Lines where the string "Control" appears are to be copied from the entries below.
(Beginning of TASK INPUTS)
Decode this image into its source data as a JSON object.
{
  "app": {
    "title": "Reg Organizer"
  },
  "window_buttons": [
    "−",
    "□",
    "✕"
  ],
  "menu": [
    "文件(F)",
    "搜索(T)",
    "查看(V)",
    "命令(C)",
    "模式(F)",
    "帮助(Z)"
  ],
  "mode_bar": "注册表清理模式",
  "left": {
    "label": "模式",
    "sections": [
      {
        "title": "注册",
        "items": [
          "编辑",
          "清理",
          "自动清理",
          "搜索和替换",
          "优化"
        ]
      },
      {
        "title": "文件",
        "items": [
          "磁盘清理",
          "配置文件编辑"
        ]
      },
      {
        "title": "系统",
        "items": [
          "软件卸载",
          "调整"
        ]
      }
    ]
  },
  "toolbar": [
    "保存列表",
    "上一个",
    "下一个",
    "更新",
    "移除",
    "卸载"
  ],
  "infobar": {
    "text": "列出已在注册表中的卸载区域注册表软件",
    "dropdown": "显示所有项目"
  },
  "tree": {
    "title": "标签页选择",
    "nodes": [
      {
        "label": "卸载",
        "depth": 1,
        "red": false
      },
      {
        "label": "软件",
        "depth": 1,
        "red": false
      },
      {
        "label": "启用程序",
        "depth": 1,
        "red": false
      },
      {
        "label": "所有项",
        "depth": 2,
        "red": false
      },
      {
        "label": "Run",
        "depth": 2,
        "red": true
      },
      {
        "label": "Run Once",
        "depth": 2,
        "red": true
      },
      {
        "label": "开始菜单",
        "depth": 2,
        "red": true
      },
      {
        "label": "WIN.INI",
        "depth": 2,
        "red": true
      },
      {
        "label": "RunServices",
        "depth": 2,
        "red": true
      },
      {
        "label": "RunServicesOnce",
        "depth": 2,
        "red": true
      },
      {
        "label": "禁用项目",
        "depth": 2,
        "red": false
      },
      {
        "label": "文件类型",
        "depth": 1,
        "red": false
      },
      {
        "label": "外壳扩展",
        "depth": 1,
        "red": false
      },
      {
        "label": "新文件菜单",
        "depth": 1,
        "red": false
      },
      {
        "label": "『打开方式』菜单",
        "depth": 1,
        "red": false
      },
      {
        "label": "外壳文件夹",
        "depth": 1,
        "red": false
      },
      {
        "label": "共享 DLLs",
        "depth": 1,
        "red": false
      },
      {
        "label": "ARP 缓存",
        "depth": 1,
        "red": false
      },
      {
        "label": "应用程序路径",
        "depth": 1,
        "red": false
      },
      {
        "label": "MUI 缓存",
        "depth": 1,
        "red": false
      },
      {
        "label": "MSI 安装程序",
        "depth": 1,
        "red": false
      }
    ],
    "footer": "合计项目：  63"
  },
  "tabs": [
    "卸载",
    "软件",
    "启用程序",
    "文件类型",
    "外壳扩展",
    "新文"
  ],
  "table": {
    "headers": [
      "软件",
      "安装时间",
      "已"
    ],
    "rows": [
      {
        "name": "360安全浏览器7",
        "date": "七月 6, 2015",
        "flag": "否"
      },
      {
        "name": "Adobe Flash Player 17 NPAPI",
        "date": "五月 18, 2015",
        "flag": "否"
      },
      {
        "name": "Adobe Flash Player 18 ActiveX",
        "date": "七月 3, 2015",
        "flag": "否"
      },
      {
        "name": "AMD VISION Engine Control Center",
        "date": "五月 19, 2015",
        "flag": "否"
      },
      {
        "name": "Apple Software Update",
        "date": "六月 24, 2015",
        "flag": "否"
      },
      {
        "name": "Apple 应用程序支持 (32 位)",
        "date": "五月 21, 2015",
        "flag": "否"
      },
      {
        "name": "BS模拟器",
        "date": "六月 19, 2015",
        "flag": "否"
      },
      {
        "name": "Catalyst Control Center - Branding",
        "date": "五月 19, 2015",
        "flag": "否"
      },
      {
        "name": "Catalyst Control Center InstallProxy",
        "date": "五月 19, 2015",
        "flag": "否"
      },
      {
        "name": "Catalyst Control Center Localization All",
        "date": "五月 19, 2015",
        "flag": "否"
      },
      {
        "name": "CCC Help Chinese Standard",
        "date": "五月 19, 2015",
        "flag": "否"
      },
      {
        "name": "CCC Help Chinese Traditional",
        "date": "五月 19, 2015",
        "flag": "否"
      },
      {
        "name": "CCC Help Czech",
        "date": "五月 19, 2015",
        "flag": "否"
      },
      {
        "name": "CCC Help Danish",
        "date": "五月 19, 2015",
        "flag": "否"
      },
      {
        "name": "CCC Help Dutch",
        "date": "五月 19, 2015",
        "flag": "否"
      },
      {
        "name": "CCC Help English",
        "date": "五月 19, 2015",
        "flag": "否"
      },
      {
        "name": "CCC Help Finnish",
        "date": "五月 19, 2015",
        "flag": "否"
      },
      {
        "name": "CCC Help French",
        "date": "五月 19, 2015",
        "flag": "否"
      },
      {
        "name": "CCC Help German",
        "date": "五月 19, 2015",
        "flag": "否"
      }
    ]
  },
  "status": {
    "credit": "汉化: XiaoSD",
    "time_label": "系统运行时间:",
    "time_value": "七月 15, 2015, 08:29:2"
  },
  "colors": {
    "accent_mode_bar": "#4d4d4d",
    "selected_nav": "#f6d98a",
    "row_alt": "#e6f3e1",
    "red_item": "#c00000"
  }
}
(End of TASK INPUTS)
__ANSWER BELOW__
        "name": "AMD VISION Engine Control Center",
        "name": "Catalyst Control Center - Branding",
        "name": "Catalyst Control Center InstallProxy",
        "name": "Catalyst Control Center Localization All",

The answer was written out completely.